Screenshot Snipper, as seen on reddit, is a free tool that works around that limitation. The helper app is installed, and when you screenshot, you can “share” to this helper app, which then lets you choose one side or the other before passing on to Twitter, Facebook, email, or whatever. It’s all a bit wonky and not as good as a native solution (something Microsoft and Google are surely working on), but it’s better than nothing and indeed more expedient.
The same developer created another app called ‘Duo BrowserHelper.’ This one is a bit less clear, as it says it helps “to open the browser on another screen when available on Surface Duo.” By default, Surface Duo opens any hyperlinks clicked in Microsoft Edge on the second display only if that second display is clear (that is, no app is running on it, and you can see your home screen).
Duo BrowserHelper forces your default browser to always open on the second display.Source: Windows Central
Duo BrowserHelper effectively forces your default browser (Edge, Chrome, etc.) to always open on the opposite display regardless if there is an app already in that spot. It is a very subtle change to the default behavior, but one that some people may prefer.

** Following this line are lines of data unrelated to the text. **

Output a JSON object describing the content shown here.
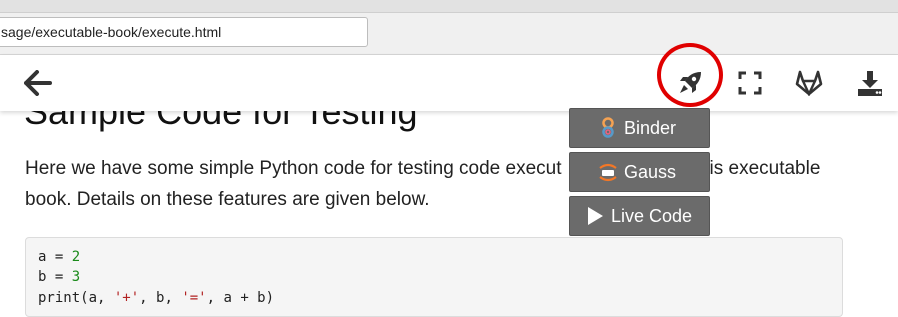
{
  "browser": {
    "url": "sage/executable-book/execute.html"
  },
  "page": {
    "heading": "Sample Code for Testing",
    "paragraph_before": "Here we have some simple Python code for testing code execut",
    "paragraph_after": "is executable book. Details on these features are given below.",
    "code": {
      "line1": {
        "var": "a",
        "op": " = ",
        "value": "2"
      },
      "line2": {
        "var": "b",
        "op": " = ",
        "value": "3"
      },
      "line3_start": "print(a, ",
      "line3_str1": "'+'",
      "line3_mid": ", b, ",
      "line3_str2": "'='",
      "line3_end": ", a + b)"
    }
  },
  "toolbar": {
    "icons": [
      "arrow-left-icon",
      "rocket-icon",
      "fullscreen-icon",
      "gitlab-icon",
      "download-icon"
    ]
  },
  "launch_menu": {
    "items": [
      {
        "label": "Binder",
        "icon": "binder-icon"
      },
      {
        "label": "Gauss",
        "icon": "jupyterhub-icon"
      },
      {
        "label": "Live Code",
        "icon": "play-icon"
      }
    ]
  },
  "colors": {
    "highlight": "#e00000",
    "menu_bg": "#6b6b6b",
    "code_number": "#1a8a1a",
    "code_string": "#b22222"
  }
}
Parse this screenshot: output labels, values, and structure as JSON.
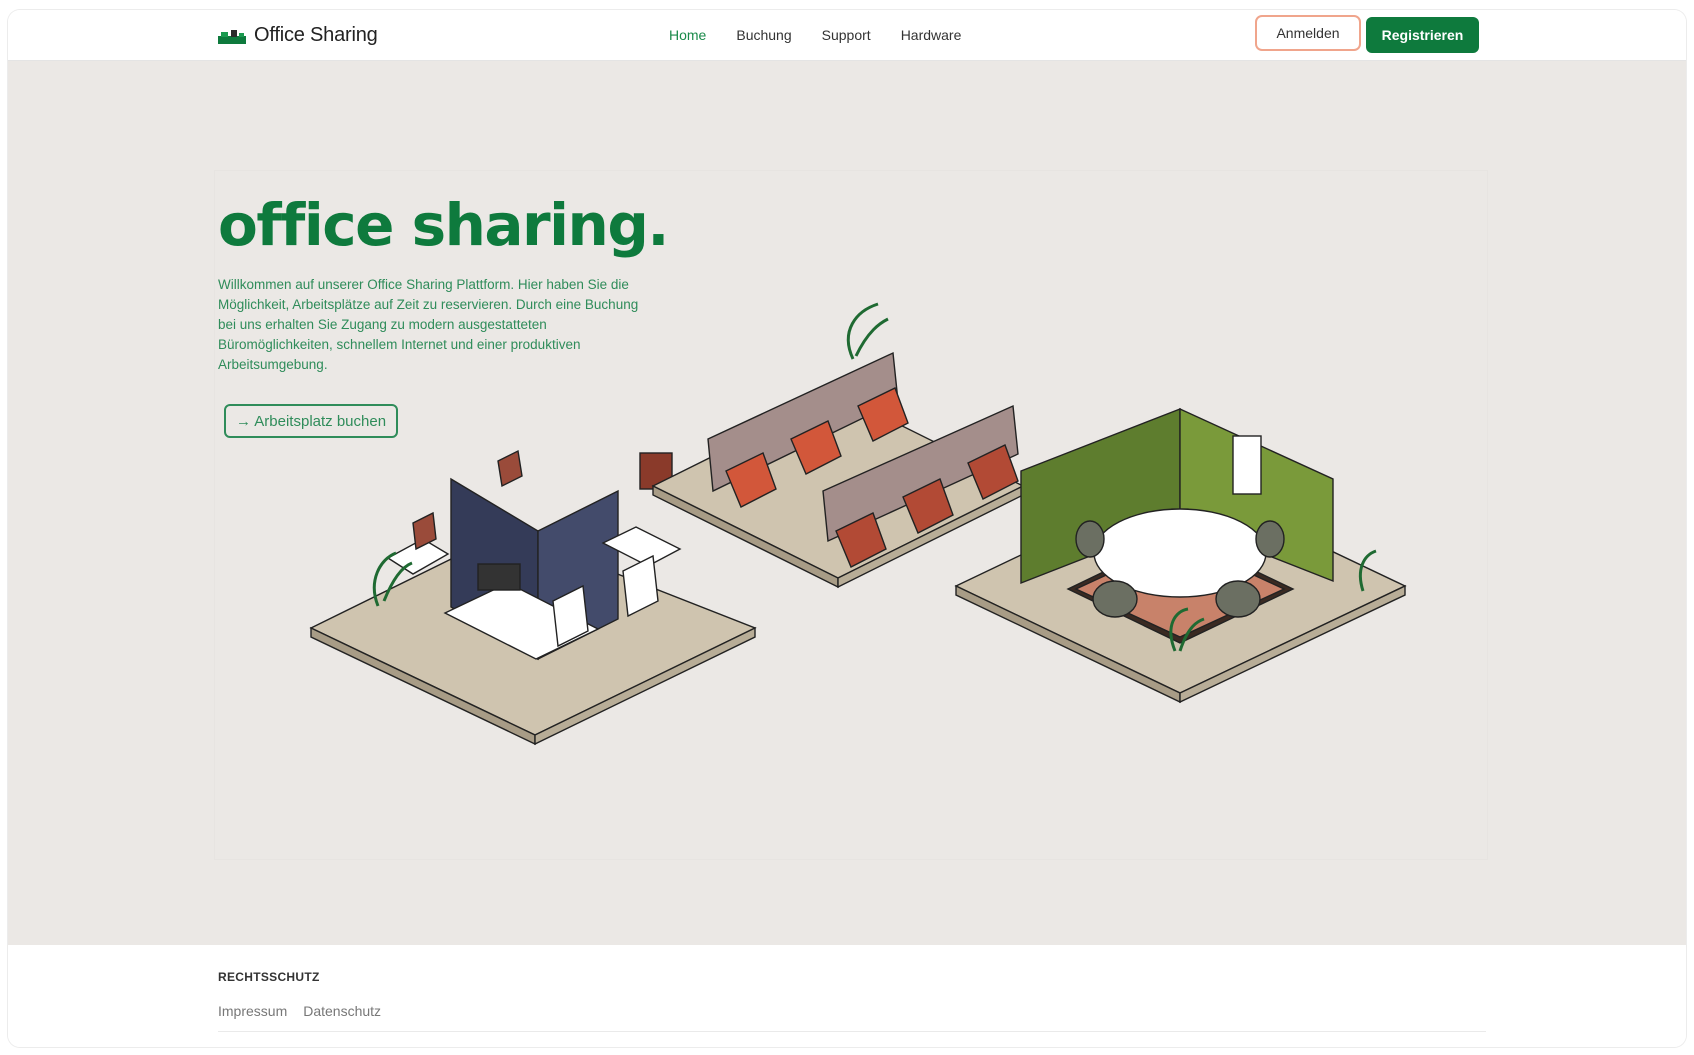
{
  "header": {
    "brand": "Office Sharing",
    "nav": [
      {
        "label": "Home",
        "active": true
      },
      {
        "label": "Buchung",
        "active": false
      },
      {
        "label": "Support",
        "active": false
      },
      {
        "label": "Hardware",
        "active": false
      }
    ],
    "login_label": "Anmelden",
    "register_label": "Registrieren"
  },
  "hero": {
    "title": "office sharing.",
    "text": "Willkommen auf unserer Office Sharing Plattform. Hier haben Sie die Möglichkeit, Arbeitsplätze auf Zeit zu reservieren. Durch eine Buchung bei uns erhalten Sie Zugang zu modern ausgestatteten Büromöglichkeiten, schnellem Internet und einer produktiven Arbeitsumgebung.",
    "cta_label": "→ Arbeitsplatz buchen",
    "illustration": "isometric-office-illustration"
  },
  "footer": {
    "heading": "RECHTSSCHUTZ",
    "links": [
      "Impressum",
      "Datenschutz"
    ]
  },
  "colors": {
    "brand_green": "#0e7a3d",
    "hero_bg": "#ebe8e5",
    "login_border": "#f0a58c"
  },
  "icons": {
    "logo": "office-logo-icon"
  }
}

Both apps are free and made only for Surface Duo. While not for everyone, it is clever to see how some developers are now trying to improve the dual-screen experience.